Nero, for better or worse, still controls almost identically to Dante with just a few exceptions. For the most part the game is still a matter of unlocking more and more combos, moving forwards room by room and slaughtering everything in your path with a sword that’s larger than the person wielding it.
So, what is there to distinguish Nero from Dante?
Well, for starters, Nero is a much more balanced fighter and doesn’t rely on just using different styles of swordplay. For the medium-distance combat, Nero does have a ridiculously big sword called Red Rose, which he can power up by revving an in-built fuel injection system. For long-range combat there’s the pistol, which is pretty weak but fun and, for really close-quarters, there’s the demonic arm – the Devil Bringer.
Nero’s demon arm is the major new tool in his arsenal and lets him pull off some moderately-swanky new moves. The Bringer has been massively featured and hyped in the run-up to the game’s release, but, when you boil everything down, the Devil Bringer is nothing more than a fancy grappling hook for the most part. It's useful for picking enemies up, throwing them around and solving puzzles; all in all, it’s fun, but not ground breaking.
The Devil Bringer is nowhere near as clever as you might have hoped
One thing which really annoys me about the Devil Bringer though is how inconsistently it is portrayed at times. This is true with practically all of Nero’s skills and really left me a bit miffed at the character.

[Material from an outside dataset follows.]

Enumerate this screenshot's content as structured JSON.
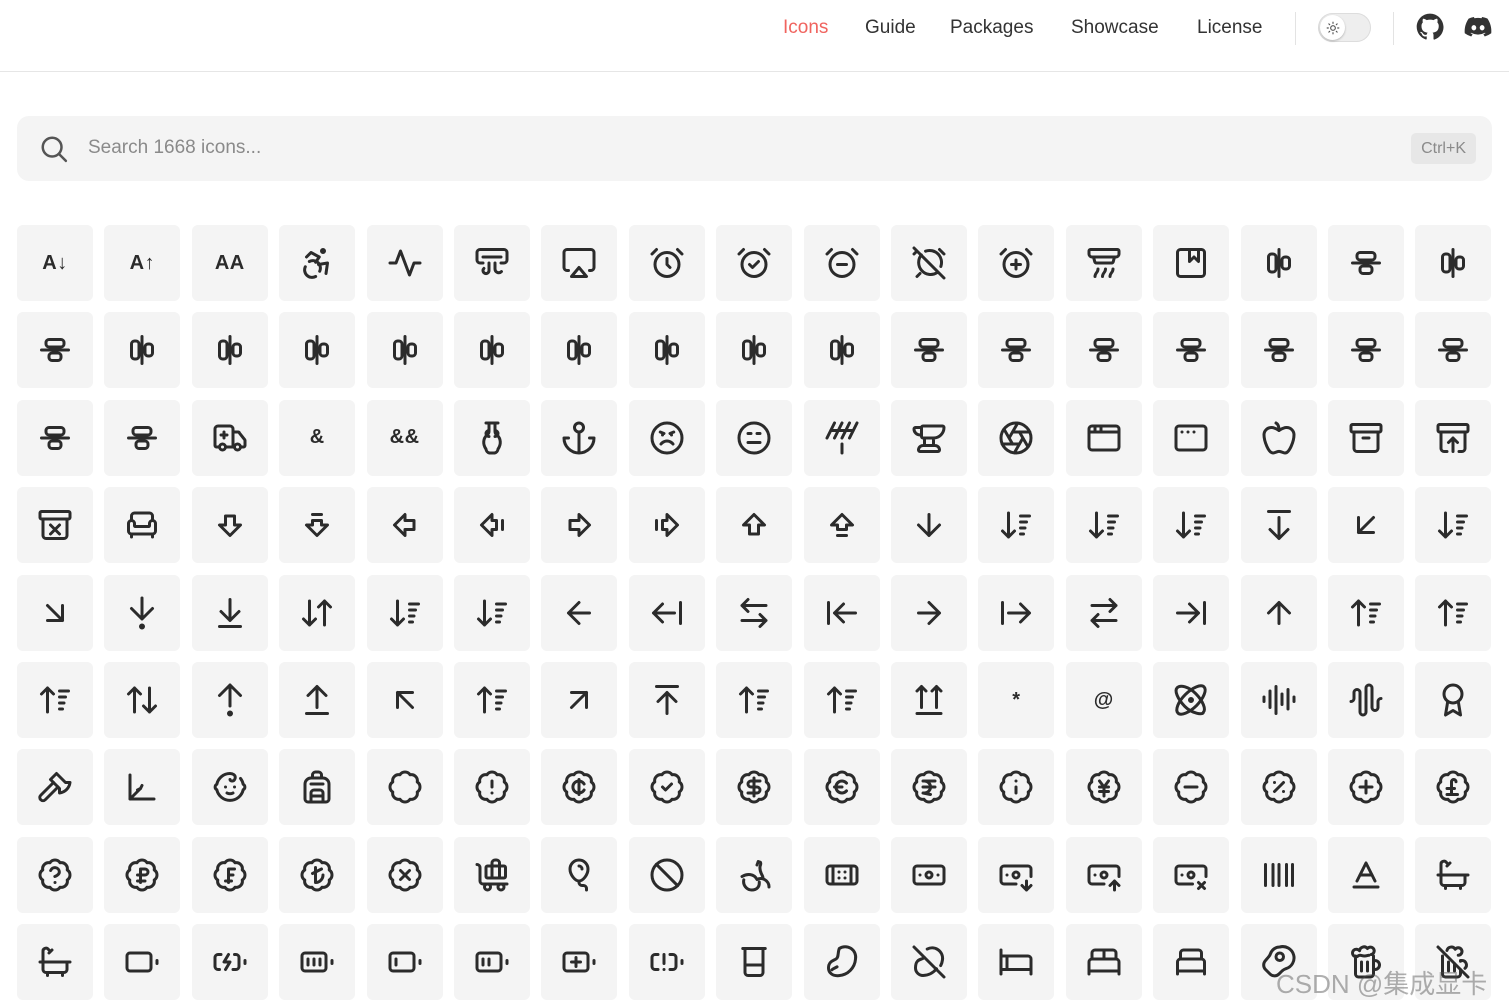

At times Nero will effortlessly deflect sword attacks with his bare demon arm, jump over buildings, smash through walls and block savage spear attacks with nothing but an open book.

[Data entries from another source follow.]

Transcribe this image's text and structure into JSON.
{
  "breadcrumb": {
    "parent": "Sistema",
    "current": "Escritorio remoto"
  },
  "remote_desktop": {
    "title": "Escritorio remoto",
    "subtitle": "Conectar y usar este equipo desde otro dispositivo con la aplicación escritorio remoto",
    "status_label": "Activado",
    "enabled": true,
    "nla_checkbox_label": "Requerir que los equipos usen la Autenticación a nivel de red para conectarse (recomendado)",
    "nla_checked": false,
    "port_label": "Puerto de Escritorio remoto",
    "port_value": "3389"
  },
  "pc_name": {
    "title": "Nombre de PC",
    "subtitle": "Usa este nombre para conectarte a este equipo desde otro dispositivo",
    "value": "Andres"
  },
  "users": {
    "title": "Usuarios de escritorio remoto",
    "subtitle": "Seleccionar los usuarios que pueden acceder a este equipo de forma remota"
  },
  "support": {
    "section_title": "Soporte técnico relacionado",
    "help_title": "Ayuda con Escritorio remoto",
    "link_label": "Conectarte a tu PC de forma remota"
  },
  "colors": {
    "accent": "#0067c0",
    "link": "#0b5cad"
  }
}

Then, when you actually play the game, Nero can’t jump higher than a few feet, needs several dozen attacks to kill even the weakest of grunts and is easily knocked off guard.
Thankfully, Nero isn’t as death-prone as Dante was in Devil May Cry 3

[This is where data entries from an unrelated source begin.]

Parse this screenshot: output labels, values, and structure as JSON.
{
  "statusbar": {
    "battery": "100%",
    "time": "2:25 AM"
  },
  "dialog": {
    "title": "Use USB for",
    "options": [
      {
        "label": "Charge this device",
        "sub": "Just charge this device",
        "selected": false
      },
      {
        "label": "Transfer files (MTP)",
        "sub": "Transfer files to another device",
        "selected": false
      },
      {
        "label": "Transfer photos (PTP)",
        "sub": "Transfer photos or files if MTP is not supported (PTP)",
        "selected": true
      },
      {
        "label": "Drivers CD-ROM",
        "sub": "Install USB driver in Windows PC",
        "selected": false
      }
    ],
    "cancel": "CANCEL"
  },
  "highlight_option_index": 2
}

, which was an incredibly difficult game. Instead, Devil May Cry 4
has a much more forgiving learning curve and starts off at an almost leisurely pace. Later though the game rapidly becomes more exciting and challenging and even on the lower difficulty setting the game can still be a tad foreboding as you progress out of the first few levels. The difficult, camera-relative view doesn't help things either and will occasionally present unique problems when Nero tries to walk through a door and the camera automatically readjusts and turns him around.
Which means it’s a good thing that Nero is so flexible when it comes to learning new skills.
Throughout the game Nero can acquire new combos for all three of his weapons—sword, gun and fist—or new abilities and dodges. Purchasing new skills costs players their souls, a currency which can be found throughout the game and earned by performing especially well.
Nero proves that the pen really is mightier than the sword!
It seems a little odd that those who do the best get to unlock the coolest stuff, while those who have difficulty are forced on with the bare minimum – but that’s life, I guess.
Demon blood can also be collected from vanquished foes and hidden locations, and Nero can use this to buy himself healing potions and items. It’s also possible to take on extra side missions to earn yourself some more grisly moolah, but the side missions are so ham-handedly incorporated into the action that they are mostly only notable for ruining the serious tone that the game seems to try for.
One thing which is worthy of praise though is the process of buying these new skills – an important example of how blood and souls differ. Nero can purchase new things at certain points in the game or at the start and end of each level, but where blood can only be spent once in a non-refundable exchange, souls can be refunded infinitely.
This is a nice touch and saves players from buying moves they later don’t like. It also lets the end of the game scale pretty well as Nero can exchange in all the moves that he doesn’t use any longer and beef up to some of the harder, more expensive combos.